TASK DATA:
------------------------------------------------

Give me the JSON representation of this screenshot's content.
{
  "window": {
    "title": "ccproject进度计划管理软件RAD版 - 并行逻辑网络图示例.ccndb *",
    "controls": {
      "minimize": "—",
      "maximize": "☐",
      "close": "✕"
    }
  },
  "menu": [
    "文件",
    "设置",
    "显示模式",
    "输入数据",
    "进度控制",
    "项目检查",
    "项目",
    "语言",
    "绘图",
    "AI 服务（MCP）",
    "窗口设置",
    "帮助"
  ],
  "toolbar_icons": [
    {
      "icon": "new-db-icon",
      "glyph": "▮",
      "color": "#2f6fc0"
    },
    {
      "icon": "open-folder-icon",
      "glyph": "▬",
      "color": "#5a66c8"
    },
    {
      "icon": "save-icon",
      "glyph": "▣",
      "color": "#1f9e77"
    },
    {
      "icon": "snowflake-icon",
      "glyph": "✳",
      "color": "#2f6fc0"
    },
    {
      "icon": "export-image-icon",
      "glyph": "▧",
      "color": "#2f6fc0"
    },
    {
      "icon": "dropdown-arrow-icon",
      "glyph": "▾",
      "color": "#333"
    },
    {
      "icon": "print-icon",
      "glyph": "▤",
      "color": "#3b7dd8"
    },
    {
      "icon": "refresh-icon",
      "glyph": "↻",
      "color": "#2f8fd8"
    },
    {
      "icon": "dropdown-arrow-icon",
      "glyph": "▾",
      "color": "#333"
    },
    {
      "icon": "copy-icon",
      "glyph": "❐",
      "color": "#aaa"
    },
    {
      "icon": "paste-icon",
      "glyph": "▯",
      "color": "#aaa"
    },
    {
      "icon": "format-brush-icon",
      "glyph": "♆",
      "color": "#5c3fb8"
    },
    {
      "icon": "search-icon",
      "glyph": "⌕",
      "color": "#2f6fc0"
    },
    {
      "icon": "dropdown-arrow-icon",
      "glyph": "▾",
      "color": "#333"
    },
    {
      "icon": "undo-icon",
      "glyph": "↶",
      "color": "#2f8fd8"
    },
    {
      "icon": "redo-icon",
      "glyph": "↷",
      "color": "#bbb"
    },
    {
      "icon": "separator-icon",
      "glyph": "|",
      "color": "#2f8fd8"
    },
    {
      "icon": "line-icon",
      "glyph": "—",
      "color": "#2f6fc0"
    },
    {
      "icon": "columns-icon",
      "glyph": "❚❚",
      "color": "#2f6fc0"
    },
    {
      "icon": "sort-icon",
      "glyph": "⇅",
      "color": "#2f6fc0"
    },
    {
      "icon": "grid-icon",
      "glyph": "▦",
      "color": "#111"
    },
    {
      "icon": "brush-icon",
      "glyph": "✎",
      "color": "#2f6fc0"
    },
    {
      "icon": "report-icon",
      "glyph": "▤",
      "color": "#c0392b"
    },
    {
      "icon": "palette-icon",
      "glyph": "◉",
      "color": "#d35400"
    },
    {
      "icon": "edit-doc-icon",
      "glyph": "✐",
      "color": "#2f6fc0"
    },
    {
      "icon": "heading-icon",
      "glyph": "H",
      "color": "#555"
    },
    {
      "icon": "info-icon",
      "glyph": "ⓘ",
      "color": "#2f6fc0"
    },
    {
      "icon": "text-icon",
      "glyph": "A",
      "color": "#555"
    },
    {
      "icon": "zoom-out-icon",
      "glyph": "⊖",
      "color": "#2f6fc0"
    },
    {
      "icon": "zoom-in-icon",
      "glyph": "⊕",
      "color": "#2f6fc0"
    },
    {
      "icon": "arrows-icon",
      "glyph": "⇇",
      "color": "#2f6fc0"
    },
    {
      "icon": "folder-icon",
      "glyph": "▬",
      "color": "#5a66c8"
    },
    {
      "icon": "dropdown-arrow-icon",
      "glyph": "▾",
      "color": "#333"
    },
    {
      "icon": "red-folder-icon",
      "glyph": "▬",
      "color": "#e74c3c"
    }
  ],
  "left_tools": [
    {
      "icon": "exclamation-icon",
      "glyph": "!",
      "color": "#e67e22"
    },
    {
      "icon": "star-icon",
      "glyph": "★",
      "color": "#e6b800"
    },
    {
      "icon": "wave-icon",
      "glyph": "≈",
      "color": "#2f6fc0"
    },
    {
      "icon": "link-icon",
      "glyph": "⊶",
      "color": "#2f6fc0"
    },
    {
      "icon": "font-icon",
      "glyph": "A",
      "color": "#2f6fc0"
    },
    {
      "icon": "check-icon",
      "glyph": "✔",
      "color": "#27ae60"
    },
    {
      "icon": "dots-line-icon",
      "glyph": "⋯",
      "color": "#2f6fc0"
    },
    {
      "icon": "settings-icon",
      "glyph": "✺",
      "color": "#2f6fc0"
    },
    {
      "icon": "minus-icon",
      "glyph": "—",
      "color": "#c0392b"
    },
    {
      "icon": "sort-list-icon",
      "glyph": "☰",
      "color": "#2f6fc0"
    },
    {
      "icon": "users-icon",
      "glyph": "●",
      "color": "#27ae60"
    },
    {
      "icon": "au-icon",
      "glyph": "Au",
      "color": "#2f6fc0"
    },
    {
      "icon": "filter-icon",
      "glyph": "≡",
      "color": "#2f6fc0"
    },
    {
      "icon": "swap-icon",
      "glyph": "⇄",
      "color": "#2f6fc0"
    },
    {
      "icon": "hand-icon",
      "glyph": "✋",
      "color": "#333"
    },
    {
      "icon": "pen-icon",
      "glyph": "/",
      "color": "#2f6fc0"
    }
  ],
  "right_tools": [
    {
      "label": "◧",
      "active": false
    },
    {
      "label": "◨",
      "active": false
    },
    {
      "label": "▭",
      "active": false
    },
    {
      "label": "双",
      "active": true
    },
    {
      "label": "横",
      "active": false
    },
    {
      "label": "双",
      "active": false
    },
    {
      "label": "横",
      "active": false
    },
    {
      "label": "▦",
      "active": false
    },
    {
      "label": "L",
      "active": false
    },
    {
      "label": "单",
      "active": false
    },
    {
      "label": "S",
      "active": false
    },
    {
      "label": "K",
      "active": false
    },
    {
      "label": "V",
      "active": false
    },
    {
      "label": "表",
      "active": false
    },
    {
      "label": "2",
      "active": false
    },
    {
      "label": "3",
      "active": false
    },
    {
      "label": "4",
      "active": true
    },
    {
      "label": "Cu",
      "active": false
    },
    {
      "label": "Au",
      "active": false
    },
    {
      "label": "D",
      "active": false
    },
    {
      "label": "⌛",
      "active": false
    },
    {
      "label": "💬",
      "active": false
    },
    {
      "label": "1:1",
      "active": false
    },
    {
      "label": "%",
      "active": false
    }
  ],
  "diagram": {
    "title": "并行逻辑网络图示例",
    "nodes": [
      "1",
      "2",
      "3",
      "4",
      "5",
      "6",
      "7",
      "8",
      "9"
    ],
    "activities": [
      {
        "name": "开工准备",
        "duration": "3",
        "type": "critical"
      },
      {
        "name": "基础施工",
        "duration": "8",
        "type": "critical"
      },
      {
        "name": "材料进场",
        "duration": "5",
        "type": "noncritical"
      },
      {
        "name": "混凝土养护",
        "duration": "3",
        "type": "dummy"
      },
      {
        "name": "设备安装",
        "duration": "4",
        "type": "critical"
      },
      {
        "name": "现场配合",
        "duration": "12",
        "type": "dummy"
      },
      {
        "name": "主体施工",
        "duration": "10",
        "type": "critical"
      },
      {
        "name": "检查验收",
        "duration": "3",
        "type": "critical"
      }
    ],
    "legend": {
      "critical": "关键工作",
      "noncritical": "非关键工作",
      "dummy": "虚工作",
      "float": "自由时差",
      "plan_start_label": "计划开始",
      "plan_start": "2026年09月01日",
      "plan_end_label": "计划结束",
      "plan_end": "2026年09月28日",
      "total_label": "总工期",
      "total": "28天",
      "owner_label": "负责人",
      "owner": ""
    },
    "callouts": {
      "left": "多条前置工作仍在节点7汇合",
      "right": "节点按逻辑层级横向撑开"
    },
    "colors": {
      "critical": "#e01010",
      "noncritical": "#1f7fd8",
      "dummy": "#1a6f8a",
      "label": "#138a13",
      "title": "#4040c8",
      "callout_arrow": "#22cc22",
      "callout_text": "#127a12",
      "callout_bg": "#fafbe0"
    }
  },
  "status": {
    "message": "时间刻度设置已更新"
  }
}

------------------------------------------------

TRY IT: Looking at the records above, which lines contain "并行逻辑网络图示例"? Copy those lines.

EXERCISE RESPONSE:
    "title": "ccproject进度计划管理软件RAD版 - 并行逻辑网络图示例.ccndb *",
    "title": "并行逻辑网络图示例",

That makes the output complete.